Streets, Railroads, and the Great Strike of 1877. By David O. Stowell. Chicago: University of Chicago Press, 1999. Pp. xii+181; illustrations, tables, notes/references, bibliography, index. $31 (cloth); $15 (paper).
The 1877 railroad strike, the first labor walkout to follow the transcontinental train tracks from coast to coast, was one of the few such events to draw the attention of scholars before the consolidation of labor history as a distinct discipline in the 1960s. Not surprisingly, most historians interpreted the contest strictly within the confines of an employee-employer dichotomy, although the strike manifested itself in different guises as it spread through cities and towns with divergent populations. [End Page 636]
Slimming down his award-winning 1992 doctoral dissertation, David Stowell interprets the unprecedented walkout from an entirely different perspective without abandoning the labor-management nexus. He examines three upstate New York cities--Albany, Buffalo, and Syracuse--to uncover an unsuspected irritant that mobilized crowds "with no wage relationship to railroads" (p. 88) to protest employer intransigence. These militant demonstrations usually included cross-class elements from other work sites, small businesses, and commercial establishments. Some protestors acted out of solidarity with the strikers, but many more vented militant displeasure against dangerous railroad traffic that crisscrossed urban centers in that area.
Stowell is not the first to champion the intersection of labor and urban history, but he staples his theses together as tightly as a railroad track to a tie. Railroads from their inception, he argues, penetrated the boulevards of urban America in order to reach industrial customers, freight yards, and loading platforms. As cities expanded before and after the Civil War, the train became a distressing interloper in the congested city environment. Transportation systems increased as dramatically as population during the same period, contributing to further havoc. Thirty-five-ton locomotives with six-foot driving wheels dwarfed citizens in neighborhood streets.
Railroads, the first national symbol of corporate America, engendered distrust and envy among many groups of citizens because of shifting rate structures and politically inspired routes. Trains also triggered indignation as engines of death. Pedestrians, teamsters, and children fell prey to the iron monster on urban thoroughfares. Fatalities and injuries spiraled unconscionably as trains in Albany traversed local streets every eleven minutes at the time of the strike. Noisy locomotives belched forth smoke and hot cinders, occasionally setting fire to nearby buildings. Tracks often tripped unwary pedestrians and caught the wheels of wagons. Some lines even stored freight cars on city streets overnight.
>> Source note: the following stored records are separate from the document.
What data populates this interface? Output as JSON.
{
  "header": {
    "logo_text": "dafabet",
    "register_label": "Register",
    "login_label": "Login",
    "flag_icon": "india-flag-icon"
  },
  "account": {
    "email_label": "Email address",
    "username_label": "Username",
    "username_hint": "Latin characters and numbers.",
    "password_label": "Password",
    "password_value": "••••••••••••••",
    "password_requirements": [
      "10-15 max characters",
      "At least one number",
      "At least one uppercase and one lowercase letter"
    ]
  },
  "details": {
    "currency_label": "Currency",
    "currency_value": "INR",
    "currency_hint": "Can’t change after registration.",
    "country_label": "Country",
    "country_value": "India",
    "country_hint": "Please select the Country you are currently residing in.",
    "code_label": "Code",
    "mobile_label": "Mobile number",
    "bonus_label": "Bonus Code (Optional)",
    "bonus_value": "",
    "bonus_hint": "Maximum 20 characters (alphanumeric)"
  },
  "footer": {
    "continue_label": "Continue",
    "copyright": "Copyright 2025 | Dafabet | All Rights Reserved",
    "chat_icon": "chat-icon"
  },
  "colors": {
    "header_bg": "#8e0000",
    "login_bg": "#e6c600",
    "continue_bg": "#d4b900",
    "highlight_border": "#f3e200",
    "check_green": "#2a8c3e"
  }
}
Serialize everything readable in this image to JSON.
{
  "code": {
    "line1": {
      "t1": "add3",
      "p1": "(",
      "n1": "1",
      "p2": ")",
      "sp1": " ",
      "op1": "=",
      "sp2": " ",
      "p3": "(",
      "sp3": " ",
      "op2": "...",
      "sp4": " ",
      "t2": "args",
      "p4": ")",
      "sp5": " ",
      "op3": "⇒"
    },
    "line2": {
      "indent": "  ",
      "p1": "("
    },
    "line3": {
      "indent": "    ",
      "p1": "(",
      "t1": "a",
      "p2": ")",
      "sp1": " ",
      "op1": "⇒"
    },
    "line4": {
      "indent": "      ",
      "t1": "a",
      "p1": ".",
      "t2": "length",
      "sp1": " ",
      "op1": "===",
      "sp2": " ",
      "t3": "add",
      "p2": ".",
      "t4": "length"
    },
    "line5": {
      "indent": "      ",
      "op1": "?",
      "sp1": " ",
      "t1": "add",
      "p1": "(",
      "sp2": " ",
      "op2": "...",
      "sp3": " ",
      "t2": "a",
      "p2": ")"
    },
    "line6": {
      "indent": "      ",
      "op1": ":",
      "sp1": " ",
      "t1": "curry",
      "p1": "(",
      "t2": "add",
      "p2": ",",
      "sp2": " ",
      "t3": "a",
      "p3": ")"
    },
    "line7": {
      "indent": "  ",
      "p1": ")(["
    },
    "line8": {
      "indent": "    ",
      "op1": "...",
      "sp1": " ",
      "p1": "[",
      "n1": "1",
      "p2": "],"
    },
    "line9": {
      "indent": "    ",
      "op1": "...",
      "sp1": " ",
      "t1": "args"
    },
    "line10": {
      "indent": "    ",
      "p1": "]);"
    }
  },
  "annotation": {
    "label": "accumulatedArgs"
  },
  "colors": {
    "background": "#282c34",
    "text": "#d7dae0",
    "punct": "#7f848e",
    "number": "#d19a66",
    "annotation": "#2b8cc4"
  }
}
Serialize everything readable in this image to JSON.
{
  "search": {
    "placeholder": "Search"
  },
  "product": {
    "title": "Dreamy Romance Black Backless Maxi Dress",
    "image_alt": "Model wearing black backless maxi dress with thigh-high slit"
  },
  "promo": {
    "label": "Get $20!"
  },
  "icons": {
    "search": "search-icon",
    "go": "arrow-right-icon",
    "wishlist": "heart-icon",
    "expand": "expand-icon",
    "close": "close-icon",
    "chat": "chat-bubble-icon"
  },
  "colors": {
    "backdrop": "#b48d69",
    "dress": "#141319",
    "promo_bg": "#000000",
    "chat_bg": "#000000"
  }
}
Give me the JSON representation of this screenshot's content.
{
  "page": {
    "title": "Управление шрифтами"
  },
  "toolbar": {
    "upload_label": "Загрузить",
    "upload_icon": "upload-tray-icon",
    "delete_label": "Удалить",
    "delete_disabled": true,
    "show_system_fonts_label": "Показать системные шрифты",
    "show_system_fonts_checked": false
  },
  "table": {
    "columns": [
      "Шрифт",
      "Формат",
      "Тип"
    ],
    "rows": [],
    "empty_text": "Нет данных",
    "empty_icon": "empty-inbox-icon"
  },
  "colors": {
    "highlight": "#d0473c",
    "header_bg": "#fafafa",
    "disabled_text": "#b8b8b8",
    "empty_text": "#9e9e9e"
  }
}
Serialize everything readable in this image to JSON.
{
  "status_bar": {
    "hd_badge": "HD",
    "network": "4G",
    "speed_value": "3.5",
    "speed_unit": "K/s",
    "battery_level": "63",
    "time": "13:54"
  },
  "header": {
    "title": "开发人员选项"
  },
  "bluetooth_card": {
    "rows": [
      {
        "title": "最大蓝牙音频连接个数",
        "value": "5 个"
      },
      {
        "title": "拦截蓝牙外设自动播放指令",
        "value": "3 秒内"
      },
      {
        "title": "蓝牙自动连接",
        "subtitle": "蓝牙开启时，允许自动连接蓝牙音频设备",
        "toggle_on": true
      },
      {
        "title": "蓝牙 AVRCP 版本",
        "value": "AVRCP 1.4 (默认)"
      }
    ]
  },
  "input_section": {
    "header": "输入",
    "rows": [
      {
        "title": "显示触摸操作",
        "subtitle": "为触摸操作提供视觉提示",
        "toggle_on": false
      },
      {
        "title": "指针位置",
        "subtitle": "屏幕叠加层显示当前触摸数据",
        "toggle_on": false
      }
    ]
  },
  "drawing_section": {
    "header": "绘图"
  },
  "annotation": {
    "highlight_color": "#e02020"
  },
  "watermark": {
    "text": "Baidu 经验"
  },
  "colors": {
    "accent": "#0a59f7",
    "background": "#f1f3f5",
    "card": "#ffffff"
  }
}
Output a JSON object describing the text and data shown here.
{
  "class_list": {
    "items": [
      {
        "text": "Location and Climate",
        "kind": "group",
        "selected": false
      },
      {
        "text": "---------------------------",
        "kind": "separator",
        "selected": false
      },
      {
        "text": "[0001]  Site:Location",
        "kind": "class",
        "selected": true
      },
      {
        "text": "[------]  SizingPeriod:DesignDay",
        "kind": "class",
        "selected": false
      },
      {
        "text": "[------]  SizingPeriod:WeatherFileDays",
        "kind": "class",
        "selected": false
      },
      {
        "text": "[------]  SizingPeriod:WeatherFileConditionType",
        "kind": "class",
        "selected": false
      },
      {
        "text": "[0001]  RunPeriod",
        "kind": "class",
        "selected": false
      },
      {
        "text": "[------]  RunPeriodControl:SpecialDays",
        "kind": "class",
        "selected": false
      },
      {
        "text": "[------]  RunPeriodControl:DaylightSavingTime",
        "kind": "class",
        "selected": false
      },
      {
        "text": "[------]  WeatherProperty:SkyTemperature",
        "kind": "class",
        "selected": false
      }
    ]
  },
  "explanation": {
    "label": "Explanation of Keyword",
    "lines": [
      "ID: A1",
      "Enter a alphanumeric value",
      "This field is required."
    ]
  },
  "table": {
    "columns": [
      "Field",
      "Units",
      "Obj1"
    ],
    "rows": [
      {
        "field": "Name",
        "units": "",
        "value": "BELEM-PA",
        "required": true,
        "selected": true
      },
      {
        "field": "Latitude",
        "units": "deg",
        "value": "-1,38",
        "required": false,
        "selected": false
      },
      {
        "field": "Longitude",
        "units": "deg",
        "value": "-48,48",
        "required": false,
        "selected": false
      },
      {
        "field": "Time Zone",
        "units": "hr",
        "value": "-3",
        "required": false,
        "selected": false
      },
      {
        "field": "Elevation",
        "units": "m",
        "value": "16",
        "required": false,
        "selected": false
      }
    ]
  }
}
Citizens petitioned city councils and state legislatures for relief from the carnage and disruption. Protestors included housewives, workers, saloon keepers, and proprietors of small businesses. Even some large businesses felt inconvenienced by the frequent interruptions. Railroad owners hesitated to build costly bypasses, bridges, elevated platforms, and underground passages, or to employ flaggers, fearing that any submission to the popular will would only encourage more demands. A timely bribe usually provided a respite from political pressure.
At the time of the 1877 strike, Stowell demonstrates persuasively, there was a hidden army of protesters waiting to be mobilized against the haughty train masters. Although urban dwellers quickly rallied to the strikers' cause, their enthusiasm originated more from antipathy to train traffic than solidarity with trainmen. In many instances, urban protests included few strikers and targeted trains that passed over particularly lethal track [End Page 637] crossings. On several occasions strikers actually protected railroad property from the wrath of city folk who sought vengeful destruction rather than accommodation and compromise, as did strikers who would return to their jobs. Railroad workers increasingly held closed meetings away from town centers to prevent infiltration by uncompromising urbanites.
Eventually railroad capital found it advantageous to avoid public anger and circumvent urban thoroughfares or build protective barriers around the tracks. As steam locomotives retreated from busy streets a new generation of protestors targeted the electric trolley for the same reasons. Stowell proves his point that "spatial arrangements and relationships" (p. 142) between city and train contributed significantly to the violent upheavals during the great strike of 1877.
Dr. Molloy is associate professor in the Schmidt Labor Research Center at the University of Rhode Island.